The acquisition of the property by Mr. Sidi originally was with permission of £he authorities, for without such permission he could not have taken it.
He held it in open notorious enjoyment for nearly seven years without objection from the authorities.
At length, wishing to sell it, he addressed himself to the authorities, who refused to grant him the necessary permit to do so.
And then the authorities informed him that the privileges of the protocol did not extend to him, because he had been an Ottoman subject before he became a naturalized American citizen.
The authorities did more: they informed him that at his death the property so acquired would inure to the Government for religious behoofs.

Observe, I pray your highness, to what this last declaration commits your Government. Is it not saying in fact that though Mr. Sidi acquired no title to the property in the first instance, yet his death will cure all defects, and give the state a perfected title; that whether he wished to or not he shall carry the property inalienably to his grave, and then it shall be diverted to religion for the glorification of God? Speaking with becoming reverence, I do not believe God would be gratified by enrichment in such a manner; but be that as it may, the world has a name for such a transaction which courtesy forbids me to use.
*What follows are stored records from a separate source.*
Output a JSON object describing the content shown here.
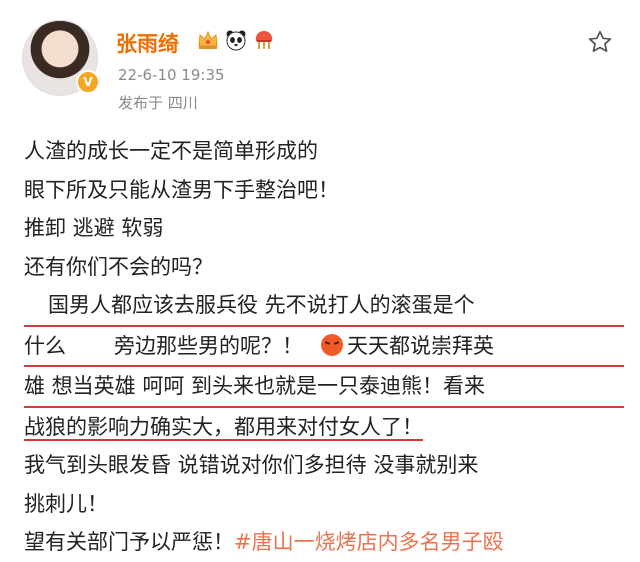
{
  "user": {
    "name": "张雨绮",
    "verified_badge": "V",
    "timestamp": "22-6-10 19:35",
    "location": "发布于 四川",
    "badge_icons": [
      "crown-icon",
      "panda-icon",
      "ornament-icon"
    ]
  },
  "post": {
    "lines": [
      "人渣的成长一定不是简单形成的",
      "眼下所及只能从渣男下手整治吧！",
      "推卸 逃避 软弱",
      "还有你们不会的吗？"
    ],
    "hl1": "国男人都应该去服兵役 先不说打人的滚蛋是个",
    "hl2a": "什么",
    "hl2b": "旁边那些男的呢？！",
    "hl2c": "天天都说崇拜英",
    "hl3": "雄 想当英雄 呵呵 到头来也就是一只泰迪熊！看来",
    "hl4": "战狼的影响力确实大，都用来对付女人了！",
    "line9": "我气到头眼发昏 说错说对你们多担待 没事就别来",
    "line10": "挑刺儿！",
    "line11_text": "望有关部门予以严惩！",
    "line11_tag": "#唐山一烧烤店内多名男子殴"
  },
  "colors": {
    "username": "#f26d00",
    "highlight_underline": "#d43c3c",
    "hashtag": "#eb7350",
    "meta_text": "#8a8a8a"
  }
}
I have not the slightest doubt that your highness will view the affair as I do; wherefore; praying pardon for the length of this communication, I beg to renew my former protests against the decision announced, and, as a special matter, request that a permit may be ordered by which Mr. Alexander Sidi can dispose of the property already acquired by him.

It may be of some influence to assure your highness that my Government has approved the paper I had the honor to transmit to you, touching this subject, dated September 25 last, and numbered 127.

I avail, &c.,